> _Assigned task_
Go through the records and extract every line with the word "Procured".

• • • • •

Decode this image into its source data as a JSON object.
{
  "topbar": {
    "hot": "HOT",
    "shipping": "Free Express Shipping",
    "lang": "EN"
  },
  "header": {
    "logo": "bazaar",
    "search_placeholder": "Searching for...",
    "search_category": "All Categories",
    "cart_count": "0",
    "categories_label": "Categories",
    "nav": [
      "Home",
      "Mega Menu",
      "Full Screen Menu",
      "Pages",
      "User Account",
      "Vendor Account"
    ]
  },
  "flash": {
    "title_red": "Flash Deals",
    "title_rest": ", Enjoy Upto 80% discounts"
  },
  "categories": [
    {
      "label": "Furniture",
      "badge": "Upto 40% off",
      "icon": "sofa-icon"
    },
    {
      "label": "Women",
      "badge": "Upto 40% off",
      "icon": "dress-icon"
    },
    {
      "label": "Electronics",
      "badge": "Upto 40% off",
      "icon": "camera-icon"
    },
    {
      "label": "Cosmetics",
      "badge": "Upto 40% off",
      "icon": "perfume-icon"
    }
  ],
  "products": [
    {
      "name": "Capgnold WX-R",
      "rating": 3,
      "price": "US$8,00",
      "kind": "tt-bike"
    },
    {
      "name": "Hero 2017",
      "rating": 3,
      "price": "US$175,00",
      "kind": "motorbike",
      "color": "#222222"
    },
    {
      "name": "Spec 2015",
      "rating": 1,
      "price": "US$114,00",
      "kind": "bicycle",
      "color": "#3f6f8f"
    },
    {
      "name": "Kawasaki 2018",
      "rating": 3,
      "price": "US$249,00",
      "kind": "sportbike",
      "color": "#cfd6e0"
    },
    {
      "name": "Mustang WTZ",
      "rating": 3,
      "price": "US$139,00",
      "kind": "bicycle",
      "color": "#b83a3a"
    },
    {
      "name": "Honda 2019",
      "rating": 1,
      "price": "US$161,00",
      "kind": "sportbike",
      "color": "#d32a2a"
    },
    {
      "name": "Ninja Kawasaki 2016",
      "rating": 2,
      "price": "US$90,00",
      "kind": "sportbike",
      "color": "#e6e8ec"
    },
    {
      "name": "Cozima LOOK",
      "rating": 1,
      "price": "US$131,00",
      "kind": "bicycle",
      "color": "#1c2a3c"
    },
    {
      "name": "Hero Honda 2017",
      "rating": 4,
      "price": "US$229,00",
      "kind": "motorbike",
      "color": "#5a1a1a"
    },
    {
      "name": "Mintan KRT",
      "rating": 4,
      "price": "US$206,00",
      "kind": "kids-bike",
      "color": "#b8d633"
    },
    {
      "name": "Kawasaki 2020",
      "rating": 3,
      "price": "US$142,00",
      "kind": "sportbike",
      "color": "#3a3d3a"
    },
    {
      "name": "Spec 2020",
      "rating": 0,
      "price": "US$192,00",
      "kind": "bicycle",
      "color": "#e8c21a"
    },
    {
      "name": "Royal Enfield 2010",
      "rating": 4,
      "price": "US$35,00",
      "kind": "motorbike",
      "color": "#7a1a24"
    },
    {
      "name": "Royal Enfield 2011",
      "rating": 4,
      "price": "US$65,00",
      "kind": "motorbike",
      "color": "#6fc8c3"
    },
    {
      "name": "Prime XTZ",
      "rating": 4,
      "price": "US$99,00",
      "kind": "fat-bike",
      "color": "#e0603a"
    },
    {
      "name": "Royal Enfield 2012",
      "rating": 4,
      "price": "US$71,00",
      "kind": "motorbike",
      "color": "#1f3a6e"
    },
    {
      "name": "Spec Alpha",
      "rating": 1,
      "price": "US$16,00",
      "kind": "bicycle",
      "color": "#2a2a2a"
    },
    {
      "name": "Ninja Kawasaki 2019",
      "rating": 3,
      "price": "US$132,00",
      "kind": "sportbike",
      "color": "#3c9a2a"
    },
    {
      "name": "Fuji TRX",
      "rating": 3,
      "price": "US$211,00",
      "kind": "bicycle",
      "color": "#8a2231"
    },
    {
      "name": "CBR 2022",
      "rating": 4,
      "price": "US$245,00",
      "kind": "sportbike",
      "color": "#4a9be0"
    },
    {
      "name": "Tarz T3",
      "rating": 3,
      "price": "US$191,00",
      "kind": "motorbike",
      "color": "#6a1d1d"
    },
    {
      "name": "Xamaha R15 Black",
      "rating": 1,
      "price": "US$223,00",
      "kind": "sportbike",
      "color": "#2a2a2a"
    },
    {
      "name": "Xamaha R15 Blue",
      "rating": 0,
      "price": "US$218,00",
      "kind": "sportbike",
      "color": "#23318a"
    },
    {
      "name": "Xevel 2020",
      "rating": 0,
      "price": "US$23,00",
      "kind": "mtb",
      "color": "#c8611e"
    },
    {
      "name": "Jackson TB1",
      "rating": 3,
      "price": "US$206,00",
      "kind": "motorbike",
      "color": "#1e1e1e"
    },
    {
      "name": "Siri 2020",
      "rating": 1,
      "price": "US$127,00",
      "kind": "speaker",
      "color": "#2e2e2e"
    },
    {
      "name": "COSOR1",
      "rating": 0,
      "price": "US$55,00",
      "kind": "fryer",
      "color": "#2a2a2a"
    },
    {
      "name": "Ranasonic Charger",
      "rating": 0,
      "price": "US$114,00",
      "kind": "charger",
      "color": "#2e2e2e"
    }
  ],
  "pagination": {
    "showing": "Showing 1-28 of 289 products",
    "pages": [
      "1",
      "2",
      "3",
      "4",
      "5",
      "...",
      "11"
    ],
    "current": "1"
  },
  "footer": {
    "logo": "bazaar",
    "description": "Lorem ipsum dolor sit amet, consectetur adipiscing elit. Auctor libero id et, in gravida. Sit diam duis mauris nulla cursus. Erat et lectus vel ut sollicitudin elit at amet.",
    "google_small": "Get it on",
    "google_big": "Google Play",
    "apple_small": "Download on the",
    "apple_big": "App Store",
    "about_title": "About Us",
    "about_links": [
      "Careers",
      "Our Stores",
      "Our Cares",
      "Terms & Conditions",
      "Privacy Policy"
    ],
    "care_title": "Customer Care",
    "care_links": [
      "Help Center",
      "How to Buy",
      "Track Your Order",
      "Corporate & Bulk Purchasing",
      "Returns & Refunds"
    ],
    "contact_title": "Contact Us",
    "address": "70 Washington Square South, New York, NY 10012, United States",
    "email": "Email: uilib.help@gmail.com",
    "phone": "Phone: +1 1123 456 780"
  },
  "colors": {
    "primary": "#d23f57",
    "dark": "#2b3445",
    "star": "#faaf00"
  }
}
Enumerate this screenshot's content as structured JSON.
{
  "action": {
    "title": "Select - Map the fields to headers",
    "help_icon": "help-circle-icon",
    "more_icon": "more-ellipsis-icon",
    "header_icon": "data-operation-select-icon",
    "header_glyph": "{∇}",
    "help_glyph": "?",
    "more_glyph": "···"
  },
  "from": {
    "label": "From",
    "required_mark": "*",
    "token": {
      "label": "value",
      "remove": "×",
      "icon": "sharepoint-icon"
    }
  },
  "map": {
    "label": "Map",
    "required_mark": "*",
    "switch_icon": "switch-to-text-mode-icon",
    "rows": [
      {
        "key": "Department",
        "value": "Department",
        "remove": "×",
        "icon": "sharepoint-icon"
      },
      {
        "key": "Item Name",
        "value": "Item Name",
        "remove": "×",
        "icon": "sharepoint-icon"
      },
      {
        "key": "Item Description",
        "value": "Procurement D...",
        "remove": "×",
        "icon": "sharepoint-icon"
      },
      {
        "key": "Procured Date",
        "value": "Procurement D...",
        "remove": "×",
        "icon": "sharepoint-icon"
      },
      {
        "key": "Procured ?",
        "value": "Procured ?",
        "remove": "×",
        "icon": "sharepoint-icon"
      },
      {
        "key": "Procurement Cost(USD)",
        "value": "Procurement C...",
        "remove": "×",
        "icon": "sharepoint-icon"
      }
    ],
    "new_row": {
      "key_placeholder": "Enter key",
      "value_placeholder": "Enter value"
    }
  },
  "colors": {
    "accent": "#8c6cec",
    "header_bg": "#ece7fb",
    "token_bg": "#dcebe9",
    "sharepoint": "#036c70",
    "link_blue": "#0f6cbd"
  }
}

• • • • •

> _Expected answer_
        "key": "Procured Date",
        "key": "Procured ?",
        "value": "Procured ?",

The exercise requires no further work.